You are wrong. They are. Own goal. You are probably using an ad blocker. If you do that, you should expect to get only partial access. Our's is a free service for readers. But it costs a lot to produce. Those costs are paid for by the advertising we sell. By using an adblocker you are free-riding. If everyone did that, 'free access' could not exist. The fact that most people don't, means your access is 'selfish' in some way.

The fact that most people don't, means your access is 'selfish' in some way.

Why say that David..??

Hes' not free riding by using an ad blocker... Hes' giving u page hits..
Maybe your ad revenue is related to how many page hits you get.....

Maybe giving away "free access" is not altruism ...but simply a business strategy.... selfish in some way....???

Out in internet land there are pop up ads that are like pollution... ad blockers are great

Interesting misconcention Roelof. No company buys ads based on 'page hits'. That would be just wasting money. Also, no pop-up ads on interest.co.nz. But I agree, 'free' is not altruism; yes it is a business strategy.

In NZ all we can get is the "New York price" for ads, but we can never deliver anything like a "New York volume". So it is very tough to do what we do. Universal adbockers would make it impossible to pay any of our journalists or analysts.

There is some truth in what you say - in an isolated way

However, like it or not, you are operating in an on-line world that is inundated with irritating advertisements that distract and annoy to such a degree that people finally seek the benefits of ad-blockers. Nobody is saying that you provide annoying advertisements. You are collateral damage. That's the task you take on when you operate in this world, and I'm not sure how you can isolate yourself from the contagion caused by others.

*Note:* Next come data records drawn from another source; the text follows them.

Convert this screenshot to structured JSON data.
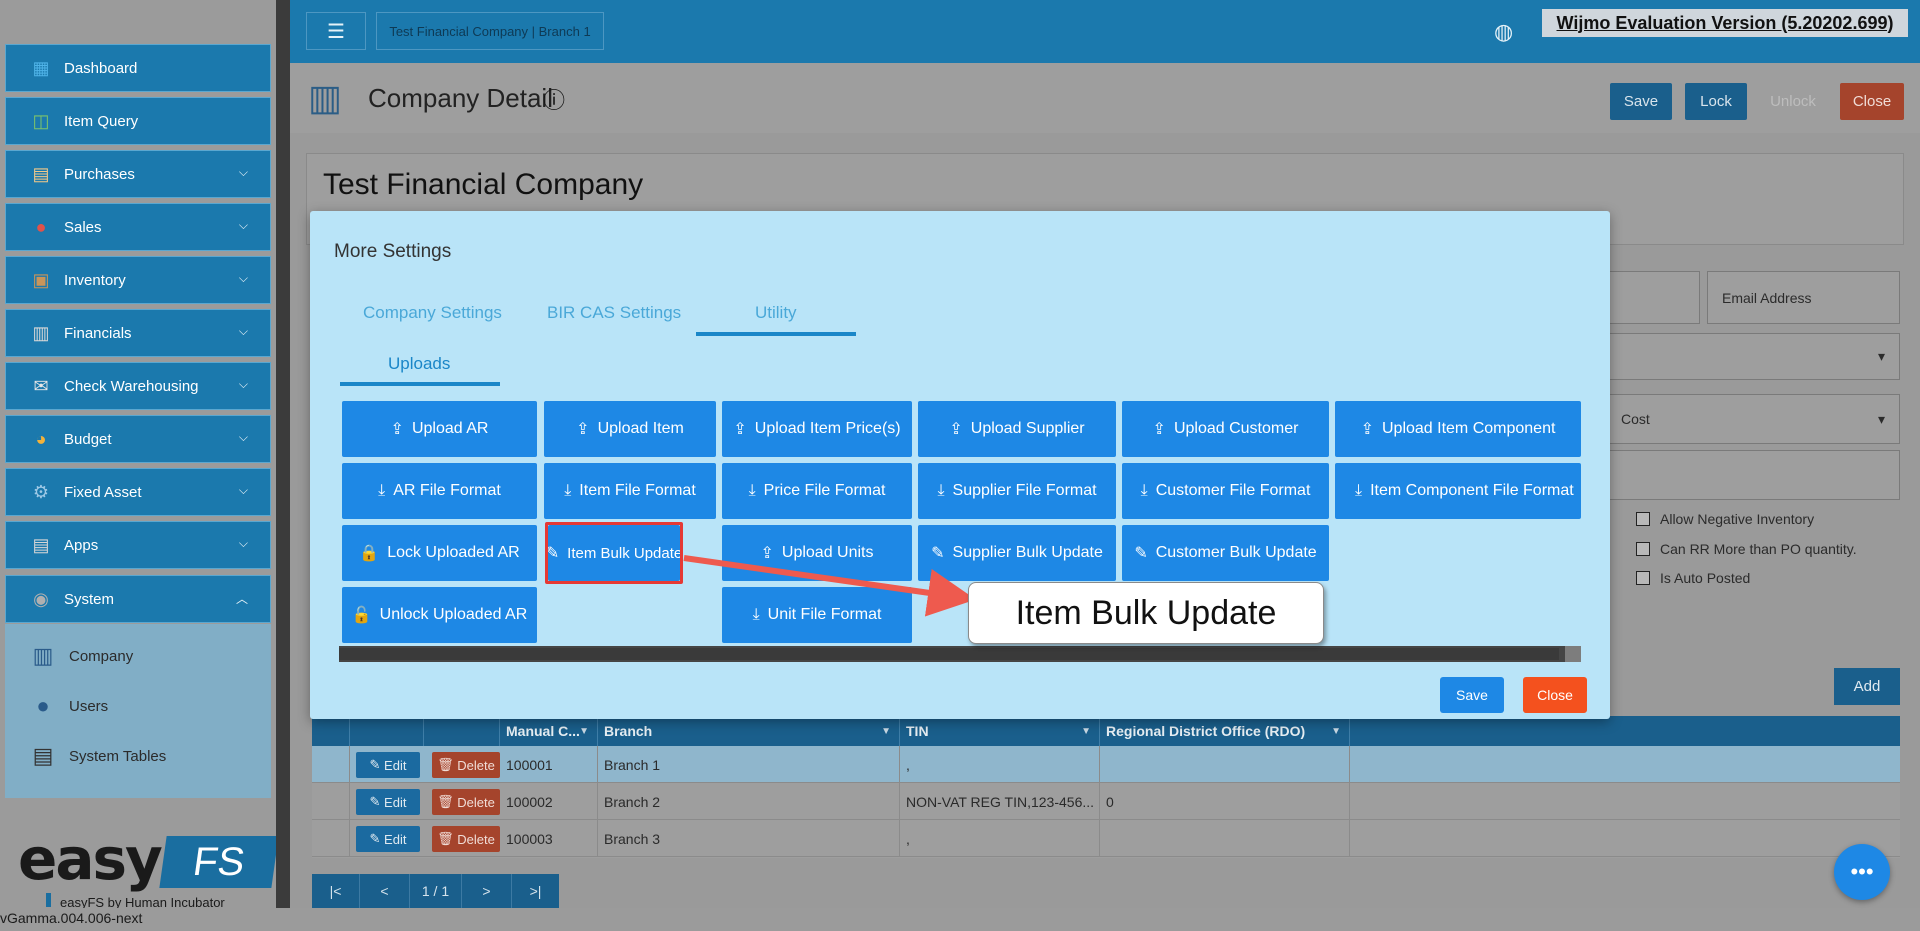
{
  "sidebar": {
    "items": [
      {
        "label": "Dashboard",
        "icon": "dashboard-icon",
        "glyph": "▦"
      },
      {
        "label": "Item Query",
        "icon": "basket-icon",
        "glyph": "🧺"
      },
      {
        "label": "Purchases",
        "icon": "clipboard-icon",
        "glyph": "📋"
      },
      {
        "label": "Sales",
        "icon": "sale-tag-icon",
        "glyph": "🏷"
      },
      {
        "label": "Inventory",
        "icon": "boxes-icon",
        "glyph": "📦"
      },
      {
        "label": "Financials",
        "icon": "ledger-icon",
        "glyph": "📒"
      },
      {
        "label": "Check Warehousing",
        "icon": "check-icon",
        "glyph": "✉"
      },
      {
        "label": "Budget",
        "icon": "pie-chart-icon",
        "glyph": "◕"
      },
      {
        "label": "Fixed Asset",
        "icon": "asset-icon",
        "glyph": "⚙"
      },
      {
        "label": "Apps",
        "icon": "apps-icon",
        "glyph": "▤"
      },
      {
        "label": "System",
        "icon": "system-icon",
        "glyph": "◉"
      }
    ],
    "system_sub": [
      {
        "label": "Company",
        "icon": "building-icon",
        "glyph": "🏢"
      },
      {
        "label": "Users",
        "icon": "user-icon",
        "glyph": "👤"
      },
      {
        "label": "System Tables",
        "icon": "table-icon",
        "glyph": "▤"
      }
    ],
    "logo_easy": "easy",
    "logo_fs": "FS",
    "logo_by": "easyFS by Human Incubator"
  },
  "version": "vGamma.004.006-next",
  "header": {
    "breadcrumb": "Test Financial Company | Branch 1",
    "watermark": "Wijmo Evaluation Version (5.20202.699)"
  },
  "page": {
    "title": "Company Detail",
    "save": "Save",
    "lock": "Lock",
    "unlock": "Unlock",
    "close": "Close",
    "company_name": "Test Financial Company",
    "email_placeholder": "Email Address",
    "cost_hint": "Cost",
    "checks": [
      "Allow Negative Inventory",
      "Can RR More than PO quantity.",
      "Is Auto Posted"
    ],
    "add": "Add"
  },
  "grid": {
    "columns": [
      "Manual C...",
      "Branch",
      "TIN",
      "Regional District Office (RDO)"
    ],
    "rows": [
      {
        "code": "100001",
        "branch": "Branch 1",
        "tin": ",",
        "rdo": ""
      },
      {
        "code": "100002",
        "branch": "Branch 2",
        "tin": "NON-VAT REG TIN,123-456...",
        "rdo": "0"
      },
      {
        "code": "100003",
        "branch": "Branch 3",
        "tin": ",",
        "rdo": ""
      }
    ],
    "edit": "Edit",
    "delete": "Delete",
    "pager": {
      "first": "|<",
      "prev": "<",
      "page": "1 / 1",
      "next": ">",
      "last": ">|"
    }
  },
  "modal": {
    "title": "More Settings",
    "tabs": [
      "Company Settings",
      "BIR CAS Settings",
      "Utility"
    ],
    "subtab": "Uploads",
    "buttons": [
      "Upload AR",
      "Upload Item",
      "Upload Item Price(s)",
      "Upload Supplier",
      "Upload Customer",
      "Upload Item Component",
      "AR File Format",
      "Item File Format",
      "Price File Format",
      "Supplier File Format",
      "Customer File Format",
      "Item Component File Format",
      "Lock Uploaded AR",
      "Item Bulk Update",
      "Upload Units",
      "Supplier Bulk Update",
      "Customer Bulk Update",
      "Unlock Uploaded AR",
      "Unit File Format"
    ],
    "save": "Save",
    "close": "Close"
  },
  "callout": "Item Bulk Update",
  "colors": {
    "primary": "#1e88e5",
    "danger": "#f4511e",
    "sidebar": "#1b79ad",
    "modal_bg": "#b9e4f8",
    "highlight": "#e53935"
  }
}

I suspect you need to maintain the quality of what you provide, and as the outer world becomes more polluted, so you will always need to seek ways to improve the breadth and depth of your operation

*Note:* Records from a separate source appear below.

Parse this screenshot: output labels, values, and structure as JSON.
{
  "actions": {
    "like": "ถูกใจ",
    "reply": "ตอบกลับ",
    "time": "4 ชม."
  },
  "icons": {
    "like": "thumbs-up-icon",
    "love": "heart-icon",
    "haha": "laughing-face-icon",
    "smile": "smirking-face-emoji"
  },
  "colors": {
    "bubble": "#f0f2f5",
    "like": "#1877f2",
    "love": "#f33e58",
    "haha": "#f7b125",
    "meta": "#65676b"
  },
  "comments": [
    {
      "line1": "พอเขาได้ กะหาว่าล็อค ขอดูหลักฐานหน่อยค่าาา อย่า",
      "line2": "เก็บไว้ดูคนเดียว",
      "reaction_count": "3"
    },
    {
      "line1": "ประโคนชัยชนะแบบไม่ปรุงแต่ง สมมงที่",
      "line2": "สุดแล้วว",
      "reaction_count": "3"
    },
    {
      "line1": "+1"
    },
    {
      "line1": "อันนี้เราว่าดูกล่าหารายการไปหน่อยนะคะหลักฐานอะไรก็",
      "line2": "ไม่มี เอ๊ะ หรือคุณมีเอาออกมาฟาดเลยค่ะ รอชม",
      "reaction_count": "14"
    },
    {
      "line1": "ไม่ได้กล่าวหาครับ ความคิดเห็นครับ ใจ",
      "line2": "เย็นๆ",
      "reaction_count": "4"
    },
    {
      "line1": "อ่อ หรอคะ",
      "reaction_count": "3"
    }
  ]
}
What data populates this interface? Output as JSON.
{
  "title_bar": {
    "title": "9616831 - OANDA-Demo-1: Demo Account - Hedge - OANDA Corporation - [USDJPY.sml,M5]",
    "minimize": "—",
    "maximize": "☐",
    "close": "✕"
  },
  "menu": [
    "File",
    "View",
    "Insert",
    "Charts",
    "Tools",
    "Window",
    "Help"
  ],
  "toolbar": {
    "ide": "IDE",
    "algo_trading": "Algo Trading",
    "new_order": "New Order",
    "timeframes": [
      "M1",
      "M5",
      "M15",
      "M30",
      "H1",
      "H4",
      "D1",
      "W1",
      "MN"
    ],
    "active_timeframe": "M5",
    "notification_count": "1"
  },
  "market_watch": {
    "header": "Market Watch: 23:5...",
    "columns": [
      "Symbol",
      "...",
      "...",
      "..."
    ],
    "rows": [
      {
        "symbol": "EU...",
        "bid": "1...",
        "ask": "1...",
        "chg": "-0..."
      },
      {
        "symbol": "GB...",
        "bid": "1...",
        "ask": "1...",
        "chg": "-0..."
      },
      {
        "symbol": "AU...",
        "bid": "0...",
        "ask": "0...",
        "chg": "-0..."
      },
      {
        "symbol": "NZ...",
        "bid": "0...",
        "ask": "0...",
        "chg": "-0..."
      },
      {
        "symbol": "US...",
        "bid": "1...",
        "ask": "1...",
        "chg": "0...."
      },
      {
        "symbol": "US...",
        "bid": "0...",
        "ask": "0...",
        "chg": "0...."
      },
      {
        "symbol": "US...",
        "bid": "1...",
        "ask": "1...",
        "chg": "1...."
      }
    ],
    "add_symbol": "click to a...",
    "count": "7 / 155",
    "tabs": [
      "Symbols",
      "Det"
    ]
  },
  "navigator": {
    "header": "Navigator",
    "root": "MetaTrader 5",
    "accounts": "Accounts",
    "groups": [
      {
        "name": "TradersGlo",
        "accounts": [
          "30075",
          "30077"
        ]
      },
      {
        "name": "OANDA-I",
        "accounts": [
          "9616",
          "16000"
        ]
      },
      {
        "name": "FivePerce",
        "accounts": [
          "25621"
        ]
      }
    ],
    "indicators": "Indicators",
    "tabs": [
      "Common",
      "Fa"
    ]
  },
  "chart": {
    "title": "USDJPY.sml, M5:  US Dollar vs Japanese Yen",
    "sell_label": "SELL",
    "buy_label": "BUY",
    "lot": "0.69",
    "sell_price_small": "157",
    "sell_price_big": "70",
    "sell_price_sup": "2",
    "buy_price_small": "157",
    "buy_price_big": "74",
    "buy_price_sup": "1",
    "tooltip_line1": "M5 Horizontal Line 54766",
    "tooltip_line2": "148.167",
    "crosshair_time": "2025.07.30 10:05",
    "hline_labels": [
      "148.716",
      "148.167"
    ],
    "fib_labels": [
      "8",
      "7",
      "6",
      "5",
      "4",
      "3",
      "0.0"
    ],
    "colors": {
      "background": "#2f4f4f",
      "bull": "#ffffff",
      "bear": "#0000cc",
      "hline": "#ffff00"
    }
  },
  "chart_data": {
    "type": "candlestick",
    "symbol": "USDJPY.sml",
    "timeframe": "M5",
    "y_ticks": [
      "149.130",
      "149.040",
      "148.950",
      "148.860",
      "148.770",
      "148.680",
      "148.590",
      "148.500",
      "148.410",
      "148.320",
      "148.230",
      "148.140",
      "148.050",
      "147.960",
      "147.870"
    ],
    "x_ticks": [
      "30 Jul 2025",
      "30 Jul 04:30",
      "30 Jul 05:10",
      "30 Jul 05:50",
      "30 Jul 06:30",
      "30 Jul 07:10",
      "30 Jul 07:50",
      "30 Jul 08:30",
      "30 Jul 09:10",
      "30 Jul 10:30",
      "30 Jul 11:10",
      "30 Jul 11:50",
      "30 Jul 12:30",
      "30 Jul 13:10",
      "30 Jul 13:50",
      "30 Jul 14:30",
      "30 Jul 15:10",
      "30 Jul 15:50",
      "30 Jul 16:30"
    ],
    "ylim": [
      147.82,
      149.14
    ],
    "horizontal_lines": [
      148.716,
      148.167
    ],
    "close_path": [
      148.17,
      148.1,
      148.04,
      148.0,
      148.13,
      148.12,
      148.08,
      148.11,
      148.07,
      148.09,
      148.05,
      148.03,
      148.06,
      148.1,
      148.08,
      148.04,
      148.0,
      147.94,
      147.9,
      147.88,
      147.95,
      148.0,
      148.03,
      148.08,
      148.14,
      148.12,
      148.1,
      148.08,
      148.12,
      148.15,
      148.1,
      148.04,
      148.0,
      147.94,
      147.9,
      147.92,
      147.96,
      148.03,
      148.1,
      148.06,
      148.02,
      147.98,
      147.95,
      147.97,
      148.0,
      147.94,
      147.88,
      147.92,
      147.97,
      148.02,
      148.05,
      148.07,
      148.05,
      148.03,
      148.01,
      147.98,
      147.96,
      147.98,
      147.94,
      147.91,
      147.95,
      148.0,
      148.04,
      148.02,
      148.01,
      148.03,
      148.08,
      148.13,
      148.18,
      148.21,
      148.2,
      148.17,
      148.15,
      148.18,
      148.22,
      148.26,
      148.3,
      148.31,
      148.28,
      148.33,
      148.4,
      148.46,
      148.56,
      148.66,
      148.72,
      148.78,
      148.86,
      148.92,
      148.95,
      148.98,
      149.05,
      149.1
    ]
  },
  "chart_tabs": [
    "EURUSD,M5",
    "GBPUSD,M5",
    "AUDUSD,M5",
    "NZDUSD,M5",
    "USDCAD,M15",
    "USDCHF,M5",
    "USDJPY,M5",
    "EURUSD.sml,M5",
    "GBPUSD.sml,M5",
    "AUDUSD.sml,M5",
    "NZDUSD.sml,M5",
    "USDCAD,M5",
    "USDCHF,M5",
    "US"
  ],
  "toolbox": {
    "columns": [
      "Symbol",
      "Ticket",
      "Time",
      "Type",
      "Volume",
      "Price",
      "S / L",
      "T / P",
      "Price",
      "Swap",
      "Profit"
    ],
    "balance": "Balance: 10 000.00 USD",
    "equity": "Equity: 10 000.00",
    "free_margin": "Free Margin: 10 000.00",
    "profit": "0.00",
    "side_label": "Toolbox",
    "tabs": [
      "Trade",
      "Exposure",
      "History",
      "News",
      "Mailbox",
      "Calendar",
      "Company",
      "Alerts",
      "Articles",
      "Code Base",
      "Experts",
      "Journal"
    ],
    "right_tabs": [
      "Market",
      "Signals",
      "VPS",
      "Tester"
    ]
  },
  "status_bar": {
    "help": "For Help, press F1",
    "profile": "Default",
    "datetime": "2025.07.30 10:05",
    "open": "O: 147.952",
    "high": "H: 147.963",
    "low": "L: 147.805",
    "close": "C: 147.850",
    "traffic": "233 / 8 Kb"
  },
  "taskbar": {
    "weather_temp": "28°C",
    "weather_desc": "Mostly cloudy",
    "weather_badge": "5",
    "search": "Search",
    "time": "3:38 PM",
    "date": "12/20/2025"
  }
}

He should have just gone into the real estate game and made a fortune while doing almost nothing.
Work is just for mugs these days.

Still requires work.... the work needed to get knowledge and understanding...
What is happening to Farmers has happened before.. ( The boom bust in commodities has happened often enuf )
The Real estate game, in NZ, will change and at some point we will have some kind of crash...
All the investors without knowledge and understanding will be lost at sea.....

In todays volatile world.... if one is investing with 'leverage"..... one needs to be ones own "hedge fund Manager"... ( best metaphor I could come up with )..

traditional "investing" has gone out ..... as Central Banks experiment with QE ...-ve interest rates...etc..etc.. ( eg.. return on investment in farming is not that good... )
Globalization, in particular countries with "open borders", has complicated the understanding of local economic and investment issues..

How long can NZ rock and roll , until we have a crisis..??
How desirable is NZ to Foreign investors..and for how long.??
How much longer will the Political climate opening welcome Foriegn investment in NZ real estate..??
(watching the capital flight from the "BRIC" countries is a scary thing...)

lots of questions.... The days of simply making a fortune while doing nothing are probably over....

whatever a monkey could've put money into the real estate market and made money in the last decade...and you need to change your name to chicken little...

only fools and horses...Andrewj...only fools and horses...

I am happy to pay for an add blocker to avoid annoying advertisements and pop ups. Commercial decision. If it means I can't view all of a sites content so be it.

You need to grow up if you think there is some unfair dealing in such an arrangement.

The AUS/Kiwi banks are rorting us - margins wider than ever, profits huge. They all have the capacity to offer sub 4% rates right now but kiwi borrowers happy with rates in the 4.3% area so the banks get away with it. Same with petrol - the price went up with every increase in the oil price a few years ago but now has hardly moved down in relation to the slump in oil prices. Why do we put up with it?

im happy with it, but then i dont borrow money,
why should people that borrow money get a bigger slice of the pie than people that lend the money or people that own the company that lends the money